Police have been less stringent regarding more colorful “female style” prayer shawls worn in a less traditional fashion as a scarf.
Women of the Wall chairwoman Anat Hoffman, who was arrested at the Western Wall in October, said that she was “somewhat optimistic” about the news that Sharansky had been asked to look into the matter, calling the Jewish Agency a “serious table” for deliberating on the matter.
She did, however, express concern, saying that she was “trying to have faith” that Sharansky and the Jewish Agency will take the assignment seriously.
Hoffman again dismissed the solution proposed by the Supreme Court in 2003 to establish a prayer area for non- Orthodox denominations in the Robinson’s Arch complex, likening it to “sitting at the back of the bus.”
“If it’s so holy, if it’s such a hot spot, why don’t the ultra- Orthodox want to go there?” she asked. “I want to chose wherever I want to sit on the bus and I don’t need government permission to pray next to the wall.”
The Robinson’s Arch area does not have the same amenities and 24-hour accessibility as the Western Wall Plaza, but Hoffman said that even if the site was upgraded it would not be acceptable unless it were accessible from the plaza.
“I want to see and be seen,” she said.
Yet Hoffman added that she was willing to compromise and says one suggestion is for the Western Wall Plaza to be operated as an Orthodox synagogue during the daily morning, afternoon and evening prayer services, outside of which the space would be made accessible to everyone as a “national monument for all,” with some form of retractable partition built which could be automatically erected and retracted at prayer times.

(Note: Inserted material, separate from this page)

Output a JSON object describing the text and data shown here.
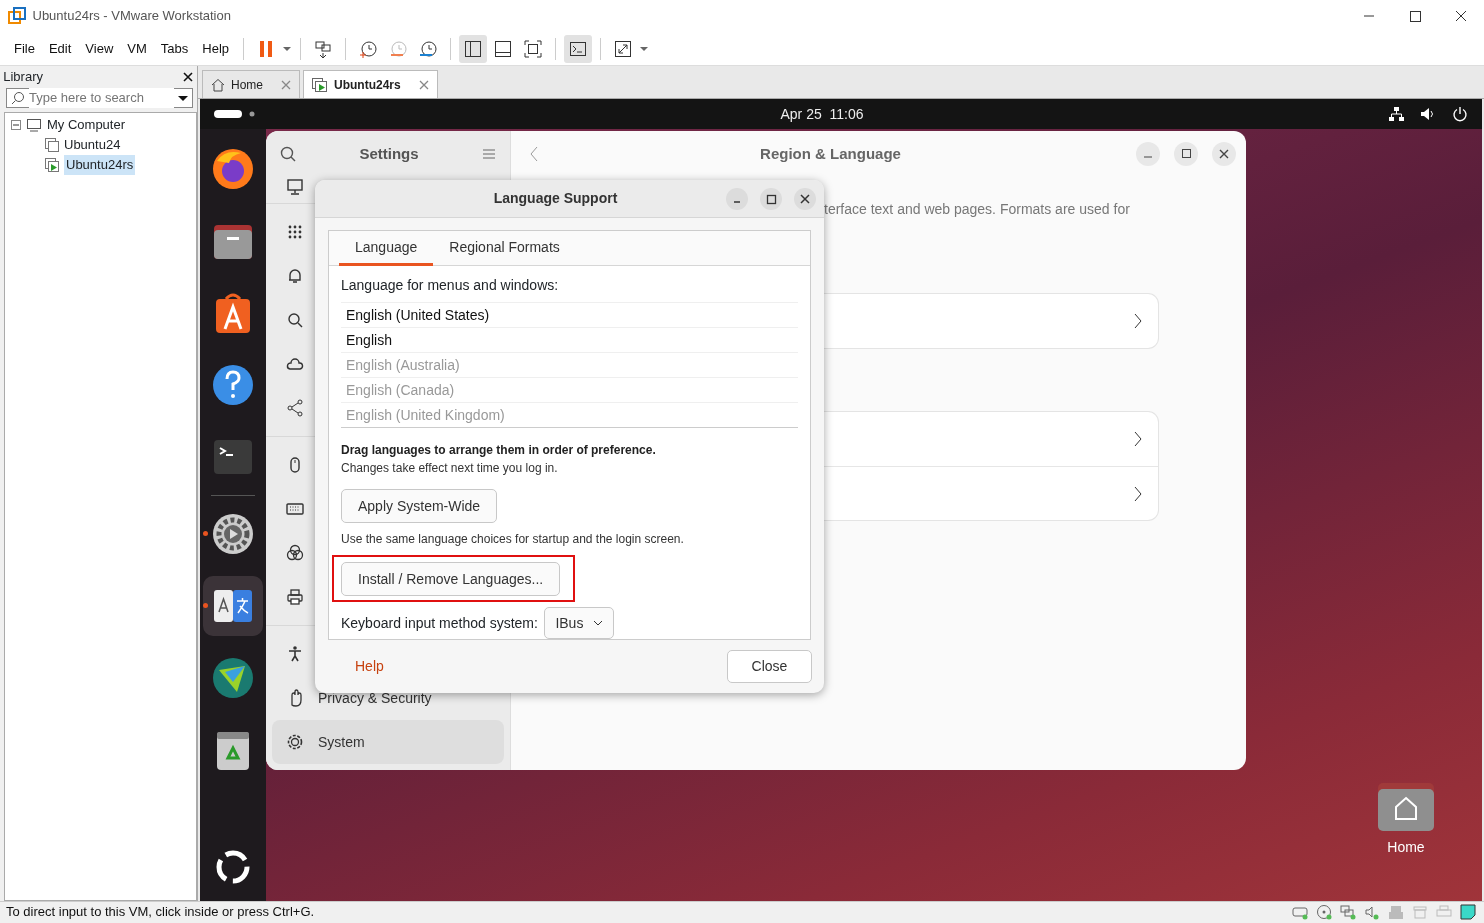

“Ultimately, we want to change the way the plaza is run today, to accommodate the diversity of the Jewish people,” she said.
An official in the Prime Minister’s Office stressed that the Western Wall should be a unifying force for Jews, both in Israel and abroad.
“Natan Sharansky was turned to because of his unique experience and abilities in serving as a bridge for all streams within the Jewish people,” the official said.
Previously, Sharansky helped negotiate a conversion bill that alienated many Diaspora Jews because it included stringent, ultra-Orthodox definitions of who is considered a Jew and who is eligible to immigrate to Israel.
Melanie Lidman contributed to this report.